Required action
State the number of lines in the material below that contain the word "label", without any other text.
*** Source data Section Begins ***
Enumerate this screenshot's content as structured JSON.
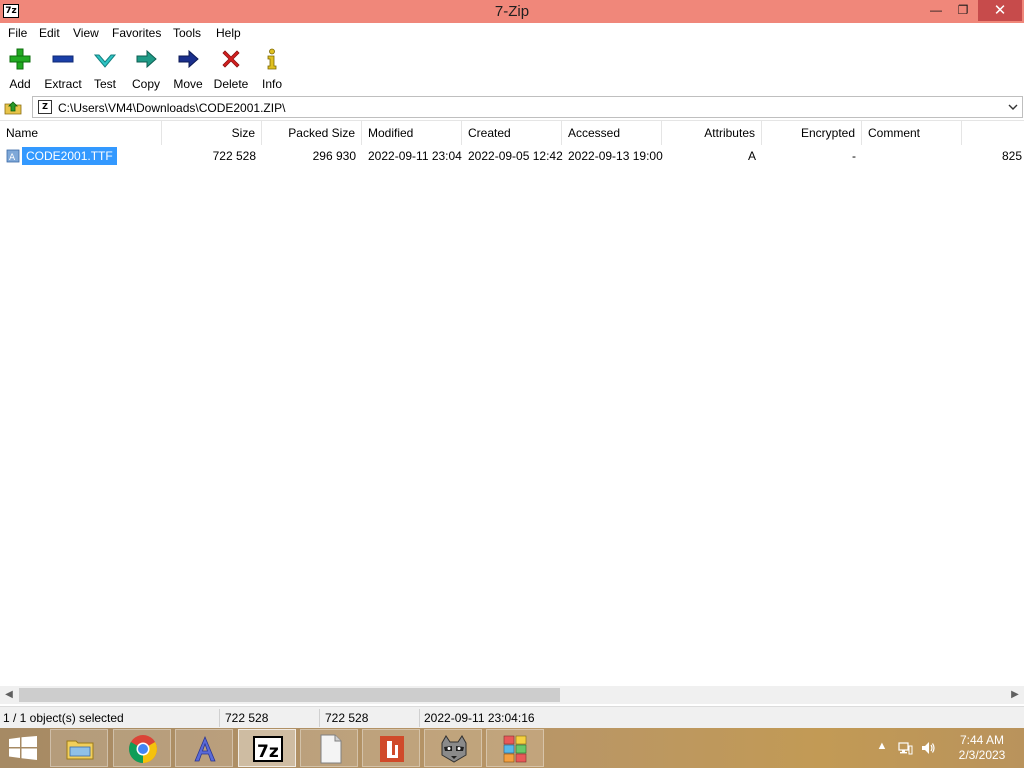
{
  "window": {
    "app_icon_text": "7z",
    "title": "7-Zip",
    "minimize_glyph": "—",
    "maximize_glyph": "❐",
    "close_glyph": "✕"
  },
  "menu": {
    "items": [
      "File",
      "Edit",
      "View",
      "Favorites",
      "Tools",
      "Help"
    ]
  },
  "toolbar": {
    "buttons": [
      {
        "label": "Add",
        "icon": "add-plus-icon",
        "color": "#22aa22"
      },
      {
        "label": "Extract",
        "icon": "extract-minus-icon",
        "color": "#1a3fa8"
      },
      {
        "label": "Test",
        "icon": "test-check-icon",
        "color": "#22b8b8"
      },
      {
        "label": "Copy",
        "icon": "copy-arrow-icon",
        "color": "#1f9a86"
      },
      {
        "label": "Move",
        "icon": "move-arrow-icon",
        "color": "#1a2f8c"
      },
      {
        "label": "Delete",
        "icon": "delete-x-icon",
        "color": "#d42020"
      },
      {
        "label": "Info",
        "icon": "info-icon",
        "color": "#e0c020"
      }
    ]
  },
  "address": {
    "path": "C:\\Users\\VM4\\Downloads\\CODE2001.ZIP\\",
    "icon_text": "Z"
  },
  "list": {
    "columns": [
      "Name",
      "Size",
      "Packed Size",
      "Modified",
      "Created",
      "Accessed",
      "Attributes",
      "Encrypted",
      "Comment"
    ],
    "rows": [
      {
        "name": "CODE2001.TTF",
        "size": "722 528",
        "packed_size": "296 930",
        "modified": "2022-09-11 23:04",
        "created": "2022-09-05 12:42",
        "accessed": "2022-09-13 19:00",
        "attributes": "A",
        "encrypted": "-",
        "comment": "",
        "overflow": "825",
        "selected": true
      }
    ]
  },
  "status": {
    "selection": "1 / 1 object(s) selected",
    "size": "722 528",
    "packed": "722 528",
    "modified": "2022-09-11 23:04:16"
  },
  "taskbar": {
    "apps": [
      {
        "name": "file-explorer",
        "icon": "folder-icon",
        "active": false
      },
      {
        "name": "chrome",
        "icon": "chrome-icon",
        "active": false
      },
      {
        "name": "font-app",
        "icon": "font-a-icon",
        "active": false
      },
      {
        "name": "7zip",
        "icon": "7zip-icon",
        "active": true
      },
      {
        "name": "document",
        "icon": "document-icon",
        "active": false
      },
      {
        "name": "office",
        "icon": "office-icon",
        "active": false
      },
      {
        "name": "raccoon-app",
        "icon": "raccoon-icon",
        "active": false
      },
      {
        "name": "charmap",
        "icon": "charmap-icon",
        "active": false
      }
    ],
    "tray_up_glyph": "▲",
    "time": "7:44 AM",
    "date": "2/3/2023"
  },
  "colors": {
    "titlebar": "#f0877a",
    "selection": "#3399ff",
    "close_button": "#c74b4b"
  }
}
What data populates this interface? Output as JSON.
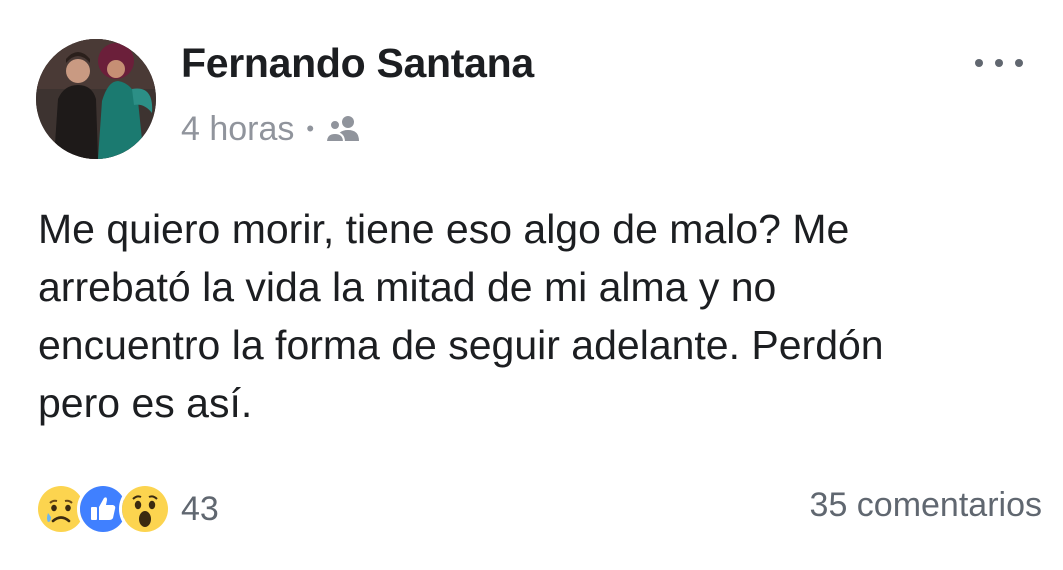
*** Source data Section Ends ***
The answer
7